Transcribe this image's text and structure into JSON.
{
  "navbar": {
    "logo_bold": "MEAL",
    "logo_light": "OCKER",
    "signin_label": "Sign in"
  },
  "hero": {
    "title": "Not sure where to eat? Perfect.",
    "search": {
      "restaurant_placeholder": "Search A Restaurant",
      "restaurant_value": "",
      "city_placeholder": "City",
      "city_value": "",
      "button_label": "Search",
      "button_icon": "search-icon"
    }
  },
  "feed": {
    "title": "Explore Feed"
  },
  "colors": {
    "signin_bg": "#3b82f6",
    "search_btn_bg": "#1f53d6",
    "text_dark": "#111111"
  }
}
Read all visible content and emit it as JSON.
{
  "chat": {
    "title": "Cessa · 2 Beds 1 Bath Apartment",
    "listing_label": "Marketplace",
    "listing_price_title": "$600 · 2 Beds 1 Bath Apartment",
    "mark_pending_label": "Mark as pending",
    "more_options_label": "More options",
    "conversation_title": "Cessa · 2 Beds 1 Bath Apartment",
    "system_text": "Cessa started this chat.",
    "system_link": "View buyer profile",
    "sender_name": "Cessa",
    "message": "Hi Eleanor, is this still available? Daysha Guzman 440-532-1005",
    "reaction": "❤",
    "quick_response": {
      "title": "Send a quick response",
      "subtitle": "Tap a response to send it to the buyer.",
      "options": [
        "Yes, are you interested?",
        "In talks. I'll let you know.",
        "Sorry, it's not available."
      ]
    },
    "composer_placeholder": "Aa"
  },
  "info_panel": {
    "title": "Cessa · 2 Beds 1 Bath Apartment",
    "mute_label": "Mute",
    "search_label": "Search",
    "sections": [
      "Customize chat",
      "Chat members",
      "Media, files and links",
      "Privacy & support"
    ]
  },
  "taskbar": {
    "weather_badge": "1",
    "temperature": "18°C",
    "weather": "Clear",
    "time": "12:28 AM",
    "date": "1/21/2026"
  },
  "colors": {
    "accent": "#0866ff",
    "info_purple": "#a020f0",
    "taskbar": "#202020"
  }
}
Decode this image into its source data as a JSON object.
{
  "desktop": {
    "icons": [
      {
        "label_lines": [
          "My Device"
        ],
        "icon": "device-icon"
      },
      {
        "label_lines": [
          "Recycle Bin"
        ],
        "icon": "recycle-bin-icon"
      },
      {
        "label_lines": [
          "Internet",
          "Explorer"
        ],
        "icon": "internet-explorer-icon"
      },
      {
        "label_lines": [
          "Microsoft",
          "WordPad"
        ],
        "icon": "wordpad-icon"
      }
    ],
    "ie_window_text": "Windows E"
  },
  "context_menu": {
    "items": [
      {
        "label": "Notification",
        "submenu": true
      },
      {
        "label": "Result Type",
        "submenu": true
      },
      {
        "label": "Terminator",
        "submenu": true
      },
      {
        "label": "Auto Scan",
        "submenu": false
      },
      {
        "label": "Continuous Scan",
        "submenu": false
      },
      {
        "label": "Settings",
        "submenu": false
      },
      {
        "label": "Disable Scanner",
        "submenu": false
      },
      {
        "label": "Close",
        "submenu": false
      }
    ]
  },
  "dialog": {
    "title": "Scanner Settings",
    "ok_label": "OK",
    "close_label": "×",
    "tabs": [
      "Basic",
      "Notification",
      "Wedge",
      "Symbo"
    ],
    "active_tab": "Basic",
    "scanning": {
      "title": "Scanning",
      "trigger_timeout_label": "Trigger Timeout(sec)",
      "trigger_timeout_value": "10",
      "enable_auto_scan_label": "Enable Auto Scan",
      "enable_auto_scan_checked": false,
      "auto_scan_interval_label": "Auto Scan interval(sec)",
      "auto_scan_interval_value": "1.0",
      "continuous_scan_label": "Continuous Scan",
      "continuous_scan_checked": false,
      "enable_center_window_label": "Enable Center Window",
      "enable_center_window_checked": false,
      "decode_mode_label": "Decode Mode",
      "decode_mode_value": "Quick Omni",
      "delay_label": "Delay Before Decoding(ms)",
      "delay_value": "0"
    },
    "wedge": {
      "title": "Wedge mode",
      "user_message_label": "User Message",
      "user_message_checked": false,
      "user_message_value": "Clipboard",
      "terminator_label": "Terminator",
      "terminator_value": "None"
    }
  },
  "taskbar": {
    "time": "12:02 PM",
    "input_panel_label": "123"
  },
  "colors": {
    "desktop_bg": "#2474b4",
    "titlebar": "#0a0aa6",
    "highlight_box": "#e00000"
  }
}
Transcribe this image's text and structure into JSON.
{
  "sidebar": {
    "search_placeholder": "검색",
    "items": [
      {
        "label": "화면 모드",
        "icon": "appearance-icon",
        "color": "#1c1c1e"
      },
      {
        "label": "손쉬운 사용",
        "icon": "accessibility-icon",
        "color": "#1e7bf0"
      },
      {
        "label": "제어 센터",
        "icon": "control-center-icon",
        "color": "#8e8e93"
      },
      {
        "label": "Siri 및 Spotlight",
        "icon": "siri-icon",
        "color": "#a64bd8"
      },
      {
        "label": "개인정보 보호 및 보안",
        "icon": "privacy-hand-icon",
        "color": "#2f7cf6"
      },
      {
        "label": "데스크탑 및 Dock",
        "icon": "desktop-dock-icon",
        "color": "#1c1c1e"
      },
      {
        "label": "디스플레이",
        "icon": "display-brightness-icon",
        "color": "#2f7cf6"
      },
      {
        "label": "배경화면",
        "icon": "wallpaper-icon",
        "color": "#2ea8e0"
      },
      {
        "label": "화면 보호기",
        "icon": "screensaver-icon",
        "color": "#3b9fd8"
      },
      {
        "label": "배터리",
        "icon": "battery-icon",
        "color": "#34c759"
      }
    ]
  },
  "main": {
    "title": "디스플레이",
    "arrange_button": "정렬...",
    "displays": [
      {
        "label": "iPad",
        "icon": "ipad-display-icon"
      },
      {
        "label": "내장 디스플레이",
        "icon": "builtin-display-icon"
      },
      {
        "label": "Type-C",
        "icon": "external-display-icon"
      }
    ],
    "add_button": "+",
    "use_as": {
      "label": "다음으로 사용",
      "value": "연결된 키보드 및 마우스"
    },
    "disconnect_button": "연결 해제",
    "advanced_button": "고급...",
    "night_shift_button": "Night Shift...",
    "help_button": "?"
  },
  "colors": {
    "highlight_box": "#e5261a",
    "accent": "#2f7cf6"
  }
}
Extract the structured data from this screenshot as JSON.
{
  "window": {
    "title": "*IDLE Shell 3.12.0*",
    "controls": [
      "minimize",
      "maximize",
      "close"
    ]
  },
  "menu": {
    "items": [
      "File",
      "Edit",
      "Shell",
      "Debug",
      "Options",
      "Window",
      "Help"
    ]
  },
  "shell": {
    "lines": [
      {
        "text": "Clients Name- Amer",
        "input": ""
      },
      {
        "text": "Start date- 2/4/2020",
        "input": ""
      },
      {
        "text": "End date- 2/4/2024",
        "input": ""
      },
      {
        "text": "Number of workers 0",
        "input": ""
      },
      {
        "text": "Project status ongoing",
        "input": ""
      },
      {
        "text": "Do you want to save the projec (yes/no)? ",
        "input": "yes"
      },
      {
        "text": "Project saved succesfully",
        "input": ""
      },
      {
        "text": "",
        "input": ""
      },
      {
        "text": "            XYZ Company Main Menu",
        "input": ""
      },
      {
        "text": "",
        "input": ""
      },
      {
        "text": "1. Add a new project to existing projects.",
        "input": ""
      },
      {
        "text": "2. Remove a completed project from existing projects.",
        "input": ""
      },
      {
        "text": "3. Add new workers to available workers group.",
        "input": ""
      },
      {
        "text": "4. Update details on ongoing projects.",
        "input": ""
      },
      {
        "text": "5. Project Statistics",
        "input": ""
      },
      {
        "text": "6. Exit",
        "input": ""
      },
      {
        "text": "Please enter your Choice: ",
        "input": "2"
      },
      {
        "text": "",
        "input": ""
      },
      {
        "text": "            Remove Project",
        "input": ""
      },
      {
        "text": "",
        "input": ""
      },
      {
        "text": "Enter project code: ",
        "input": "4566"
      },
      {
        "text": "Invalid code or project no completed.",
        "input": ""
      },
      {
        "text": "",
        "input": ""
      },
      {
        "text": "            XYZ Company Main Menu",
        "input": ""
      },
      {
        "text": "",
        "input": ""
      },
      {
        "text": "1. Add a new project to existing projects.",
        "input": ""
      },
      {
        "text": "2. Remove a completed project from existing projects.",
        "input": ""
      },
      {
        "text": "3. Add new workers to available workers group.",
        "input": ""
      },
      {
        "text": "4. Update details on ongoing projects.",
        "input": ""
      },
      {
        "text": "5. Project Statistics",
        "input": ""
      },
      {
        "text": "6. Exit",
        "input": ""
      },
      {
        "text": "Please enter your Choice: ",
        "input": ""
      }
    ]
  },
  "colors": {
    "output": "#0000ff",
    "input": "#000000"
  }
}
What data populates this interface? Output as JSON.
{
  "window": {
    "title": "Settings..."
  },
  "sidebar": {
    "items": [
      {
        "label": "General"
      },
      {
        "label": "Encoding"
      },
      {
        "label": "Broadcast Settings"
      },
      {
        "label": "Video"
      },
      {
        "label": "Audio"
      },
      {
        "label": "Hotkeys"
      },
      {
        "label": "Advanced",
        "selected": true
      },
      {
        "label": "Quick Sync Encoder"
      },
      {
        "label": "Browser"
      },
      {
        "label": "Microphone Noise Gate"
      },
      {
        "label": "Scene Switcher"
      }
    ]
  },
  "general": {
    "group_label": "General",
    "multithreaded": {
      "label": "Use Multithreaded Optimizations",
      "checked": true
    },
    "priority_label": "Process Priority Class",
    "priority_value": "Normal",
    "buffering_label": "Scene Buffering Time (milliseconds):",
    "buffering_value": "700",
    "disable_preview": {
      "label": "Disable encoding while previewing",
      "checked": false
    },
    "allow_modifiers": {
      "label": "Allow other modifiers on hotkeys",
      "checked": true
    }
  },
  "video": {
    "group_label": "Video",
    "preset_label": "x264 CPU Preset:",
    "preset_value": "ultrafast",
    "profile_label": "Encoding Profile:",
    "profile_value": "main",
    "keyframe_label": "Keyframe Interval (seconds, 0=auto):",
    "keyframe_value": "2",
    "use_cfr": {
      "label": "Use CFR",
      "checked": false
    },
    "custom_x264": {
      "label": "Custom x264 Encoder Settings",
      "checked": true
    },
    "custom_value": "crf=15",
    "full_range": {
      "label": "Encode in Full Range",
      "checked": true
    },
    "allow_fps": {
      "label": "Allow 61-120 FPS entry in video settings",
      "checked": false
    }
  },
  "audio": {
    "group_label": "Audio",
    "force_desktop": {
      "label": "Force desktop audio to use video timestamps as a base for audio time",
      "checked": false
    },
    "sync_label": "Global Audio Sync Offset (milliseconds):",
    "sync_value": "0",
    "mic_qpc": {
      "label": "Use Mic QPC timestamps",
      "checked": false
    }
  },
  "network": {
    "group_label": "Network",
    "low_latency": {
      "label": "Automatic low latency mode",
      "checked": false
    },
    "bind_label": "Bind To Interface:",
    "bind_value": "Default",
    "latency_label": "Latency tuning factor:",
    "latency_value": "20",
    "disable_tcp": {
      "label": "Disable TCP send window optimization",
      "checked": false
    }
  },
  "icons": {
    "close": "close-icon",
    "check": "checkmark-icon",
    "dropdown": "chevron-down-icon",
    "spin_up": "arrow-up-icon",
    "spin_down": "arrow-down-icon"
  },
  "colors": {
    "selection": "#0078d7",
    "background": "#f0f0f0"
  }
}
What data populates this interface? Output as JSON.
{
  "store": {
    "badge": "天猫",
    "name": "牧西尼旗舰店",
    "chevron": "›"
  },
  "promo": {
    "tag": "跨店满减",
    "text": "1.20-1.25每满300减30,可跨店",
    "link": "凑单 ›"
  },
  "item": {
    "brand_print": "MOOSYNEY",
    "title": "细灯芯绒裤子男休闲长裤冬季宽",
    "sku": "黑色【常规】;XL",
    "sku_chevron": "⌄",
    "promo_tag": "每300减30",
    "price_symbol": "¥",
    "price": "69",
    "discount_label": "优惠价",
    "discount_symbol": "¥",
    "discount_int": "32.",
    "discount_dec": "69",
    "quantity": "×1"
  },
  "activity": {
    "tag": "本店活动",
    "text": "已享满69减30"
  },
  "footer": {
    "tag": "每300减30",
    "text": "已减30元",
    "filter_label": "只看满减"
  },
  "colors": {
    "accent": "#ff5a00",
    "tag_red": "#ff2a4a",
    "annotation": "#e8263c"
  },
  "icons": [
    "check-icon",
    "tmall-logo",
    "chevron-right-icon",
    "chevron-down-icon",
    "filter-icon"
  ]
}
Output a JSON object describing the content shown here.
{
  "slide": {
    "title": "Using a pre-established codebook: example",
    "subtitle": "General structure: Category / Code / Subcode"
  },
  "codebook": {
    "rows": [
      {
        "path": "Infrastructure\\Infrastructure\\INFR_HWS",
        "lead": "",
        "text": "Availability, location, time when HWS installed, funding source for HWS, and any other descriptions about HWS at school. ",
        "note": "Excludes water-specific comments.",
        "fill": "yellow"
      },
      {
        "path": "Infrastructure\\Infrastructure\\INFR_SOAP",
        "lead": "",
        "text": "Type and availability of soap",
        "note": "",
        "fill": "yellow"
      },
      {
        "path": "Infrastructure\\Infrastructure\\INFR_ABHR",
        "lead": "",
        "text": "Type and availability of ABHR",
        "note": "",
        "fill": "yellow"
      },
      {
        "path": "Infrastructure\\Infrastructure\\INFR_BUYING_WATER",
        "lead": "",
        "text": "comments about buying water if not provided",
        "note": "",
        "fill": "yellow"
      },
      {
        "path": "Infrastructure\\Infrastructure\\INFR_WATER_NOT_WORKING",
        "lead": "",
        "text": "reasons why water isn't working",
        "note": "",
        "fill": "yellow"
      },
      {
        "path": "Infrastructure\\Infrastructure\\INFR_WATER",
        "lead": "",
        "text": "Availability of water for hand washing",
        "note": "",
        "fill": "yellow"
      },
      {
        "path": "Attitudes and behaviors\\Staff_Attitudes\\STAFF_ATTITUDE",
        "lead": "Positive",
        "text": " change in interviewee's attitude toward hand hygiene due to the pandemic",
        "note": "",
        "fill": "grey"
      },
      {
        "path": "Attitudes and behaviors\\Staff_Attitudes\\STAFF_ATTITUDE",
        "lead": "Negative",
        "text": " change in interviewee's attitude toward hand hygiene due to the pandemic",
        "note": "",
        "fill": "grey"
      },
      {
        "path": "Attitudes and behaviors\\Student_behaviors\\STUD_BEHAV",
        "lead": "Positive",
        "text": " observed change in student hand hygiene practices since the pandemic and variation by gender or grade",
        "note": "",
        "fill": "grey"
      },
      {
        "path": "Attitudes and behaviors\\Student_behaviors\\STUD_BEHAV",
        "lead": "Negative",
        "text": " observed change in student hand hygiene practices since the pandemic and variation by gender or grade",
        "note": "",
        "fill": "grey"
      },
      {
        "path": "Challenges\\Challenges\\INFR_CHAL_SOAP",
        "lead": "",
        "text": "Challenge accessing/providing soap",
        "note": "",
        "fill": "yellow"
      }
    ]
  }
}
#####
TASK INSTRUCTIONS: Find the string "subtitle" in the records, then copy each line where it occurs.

SOLUTION FOR THIS PROBLEM:
      "subtitle": "Tap a response to send it to the buyer.",
    "subtitle": "General structure: Category / Code / Subcode"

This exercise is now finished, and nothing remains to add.